In 1987, Tang established another production company, In-Gear Film Production Co., Ltd., working alongside his brother, producer/presenter Rover Tang, and continued to produce and act in films, establishing himself as an action star. He appeared in a number of films—generally of the triad genre—such as Flaming Brothers, Gangland Odyssey, Return Engagement, Gun n' Rose and The Black Panther Warriors. He has also produced two films directed by Wong Kar-wai--As Tears Go By and Days of Being Wild.

Working with Wong Kar-waiEdit

In the mid-1980s, Wong Kar-wai became a scriptwriter/director at Wing-Scope and In-Gear. He had written the scripts for the films, Return Engagement and Flaming Brothers which both starred Tang.

Wong's current nostalgic artsy style took shape during his apprenticeship with Tang, who invested in the first movie Wong directed, As Tears Go By. Wong's career took off when he directed the film Days of Being Wild in 1990, despite Tang losing millions of invested dollars.

Later yearsEdit

Following his retirement, Media Asia Group had gained rights to release his In-Gear film titles on DVD. Throughout the 1990s, Tang pursued a second career in the restaurant business. Additionally, he is an active philanthropist in Hong Kong and mainland China as both an individual and an involved Rotarian. According to the posthumous memoirs of democracy activist Szeto Wah, Tang lent significant financial and material support to help activists flee from China after the Tiananmen Square protests of 1989. Szeto said Tang helped out Operation Yellowbird by exerting his great influence in Macau and "got involved personally to save time but he remained low-key and never claimed his share of glory."[2]

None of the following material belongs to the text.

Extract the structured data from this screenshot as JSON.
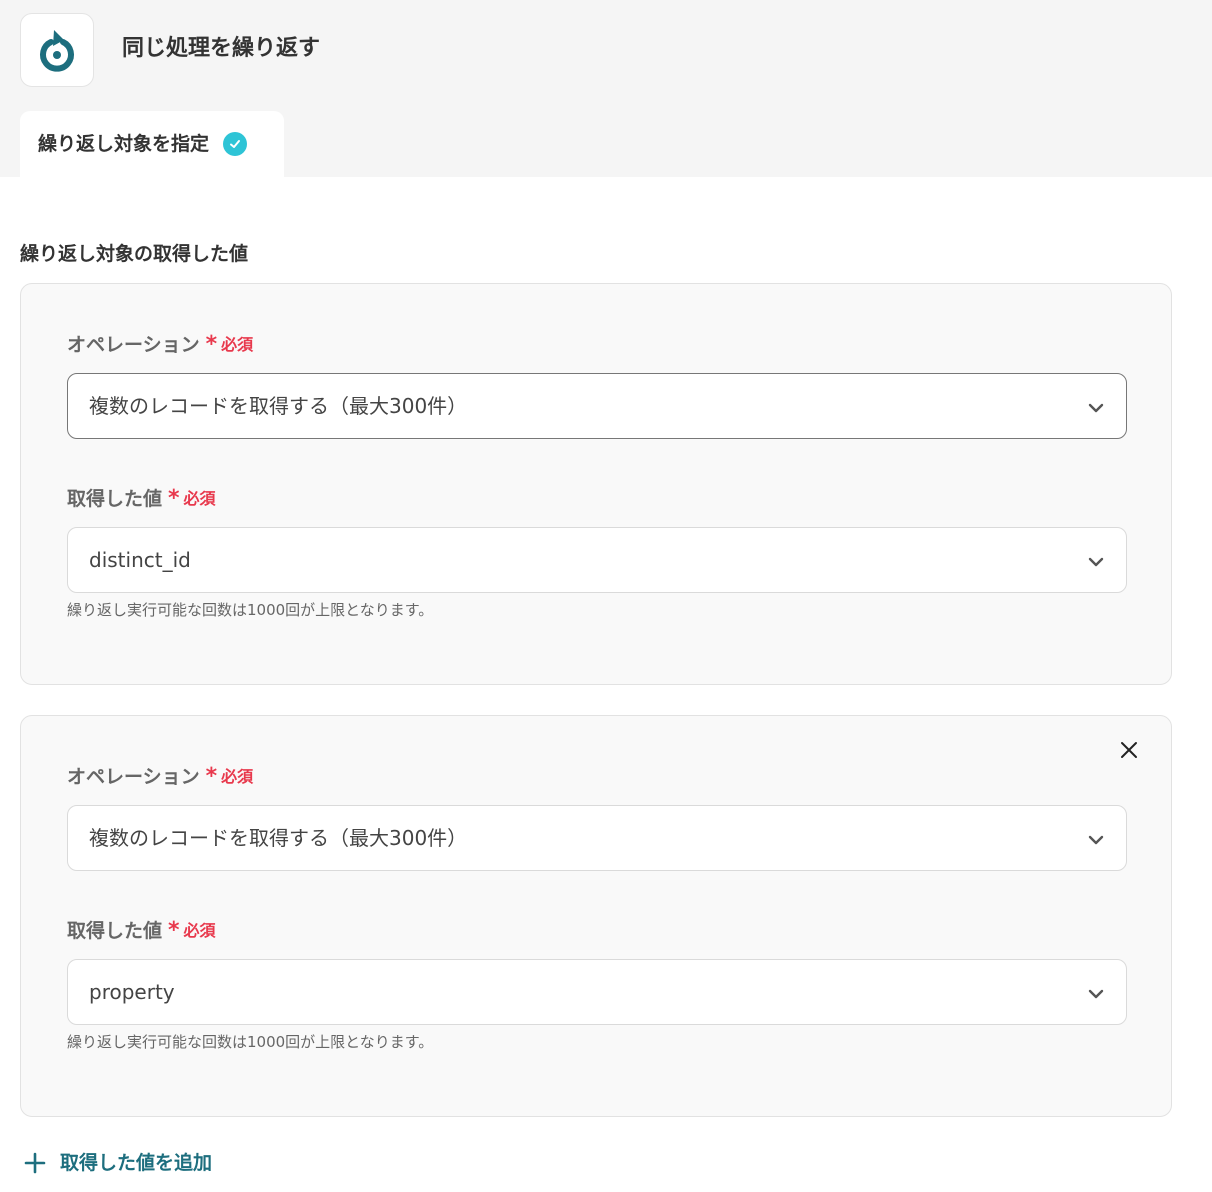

On 29 March 2011, Tang died in his home in Ho Man Tin at around 9pm from a heart attack.[3]

Rape allegationEdit

In December 2013, Next Magazine obtained the video of an interview with actress Yammie Lam in which she said that she had been raped by two "big brothers" in the Hong Kong entertainment industry more than two decades before. Lam stated that the first man, who had raped her after consuming alcohol, had died recently.[4] In January 2018, Chinese journalist Zhuo Wei [zh] uploaded what appeared to be the uncensored video of Lam's interview, which revealed the alleged rapists to be Alan Tang and Eric Tsang. Tsang has denied the allegation.[5]


  1. ^ "Archived copy". Archived from the original on 2011-04-04. Retrieved 2011-03-30.CS1 maint: Archived copy as title (link)
  2. ^ Lee, Diana and Wong, Natalie (12 July 2011) "Stars who played their part" Archived 2014-10-31 at the Wayback Machine. The Standard
  3. ^ "Entertainment giant Tang found dead at home". Archived from the original on 2011-11-08.
  4. ^ Chow, Vivienne (2018-01-11). "Hong Kong Star Eric Tsang Denies Rape Allegations – Variety". Retrieved 2018-09-16.
  5. ^ "被指性侵女星 曾志偉:要讓造謠者付出代價". BBC News (in Chinese). 17 January 2018. Retrieved 2018-11-06.

External linksEdit